I am a leader, veteran, wife, mother, mentor and entrepreneur. The first 28 years of my career were in the Canadian Armed Forces from which I retired at the rank of Lieutenant-Colonel. My husband jokes that I was born into the military, as both my parents are also veterans. I am grateful to the family members, friends, colleagues and mentors whose insights and advice helped me achieve success.
Throughout my career and as a volunteer in the community, I’ve made a point of being available to those who had concerns about how their careers were progressing. In 2007, I codified the lessons I’ve learned into five building blocks to achieving success. Since then I’ve written and spoken about these building blocks and several of the tactics you can use to help find a balanced path to success.
If you believe you are a success, then you are. This is equally true for Chief Executive Officers of Fortune 500 companies, as it is for homemakers, doctors, engineers, entrepreneurs, military
professionals, artists, actors, and those who dedicate their lives to their religion. Knowing what you are passionate about and what you want to achieve, is the first step. Once you know what your goals are, you can start mapping your path to success. In a perfect world you would earn a living pursuing a career that you are passionate about.
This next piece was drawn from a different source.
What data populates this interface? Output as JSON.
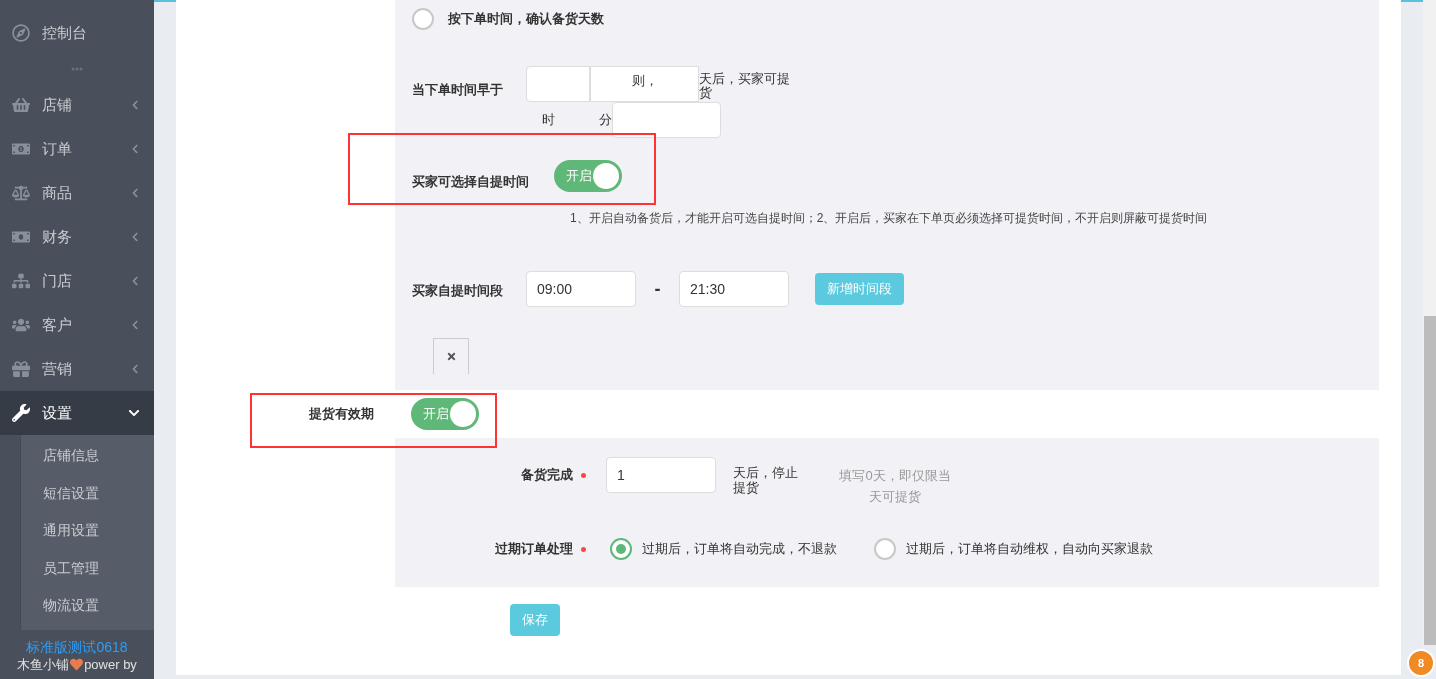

As you develop your definition of success, it is important to be honest with yourself about your abilities, interests and goals. You can be passionate about golf, but lack the skills and coordination to
make a living as a professional golfer. On the other hand, you may have a way with words and a history of convincing people that they should buy, attend, or support whatever you write about. In that case it would likely be better to pursue a career in marketing than a career as a golfer. Better yet, you may decide that your definition of success would be to pursue a career in marketing all things golf!
A good way to determine your passion is to think about how you would spend your time on an average perfect day. Yes, I meant what I wrote – I’m not trying to create a new oxymoron. An average perfect day is an average day in your perfect life. We all have good days, not so good days, and average days. Imagine if you were leading your perfect life; what would you do on an average day? If you’re having trouble with this, reminisce about what brought you joy as a child and reflect on what you enjoy most in your current life. Yes, I said life, not career. Your career is important but it may be that what you are passionate about is NOT what you are doing in your current career. You may be pursuing your passion as a volunteer, while working at a career simply to pay the bills. Once you’ve envisioned your average perfect day write it down, share it with a trusted friend, record yourself speaking about it, or create a vision board. If you’ve never heard of a vision board check out this great blog for easy to follow advice http://christinekane.com/how-to-make-a-vision-board/.
Success means different things to different people. I’ve met parents who chose to stay home to provide their young children a nurturing environment, who transfer that passion into successful careers helping others, as the children get older and more independent. I’ve met millionaire entrepreneurs who live well below their means because the things that many of us consider as the outward signs of success mean very little to them. All of these people are happy following their definition of success.
As an aside, if you’re interested in learning how most millionaires live then go to your library or local bookstore and find the books written by Thomas J. Stanley, PhD. I loved reading Millionaire Women Next Door and look forward to reading The Millionaire Next Door. You can learn more about Dr. Stanley at his webpage http://www.thomasjstanley.com/.
Spending time defining your perfect life is a crucial step in determining both your passion and your definition of success. Remember that you are the only person who can truly define what success
means to you. Well-meaning family and friends, work colleagues, fellow students, and even complete strangers all feel free to share career advice. The only person you MUST listen to is yourself. I do respectfully ask that you please pick something that does not harm others or the environment and is legal!
As I share future blogs on this topic I look forward to hearing about what success means to you, and how you set about to achieve it.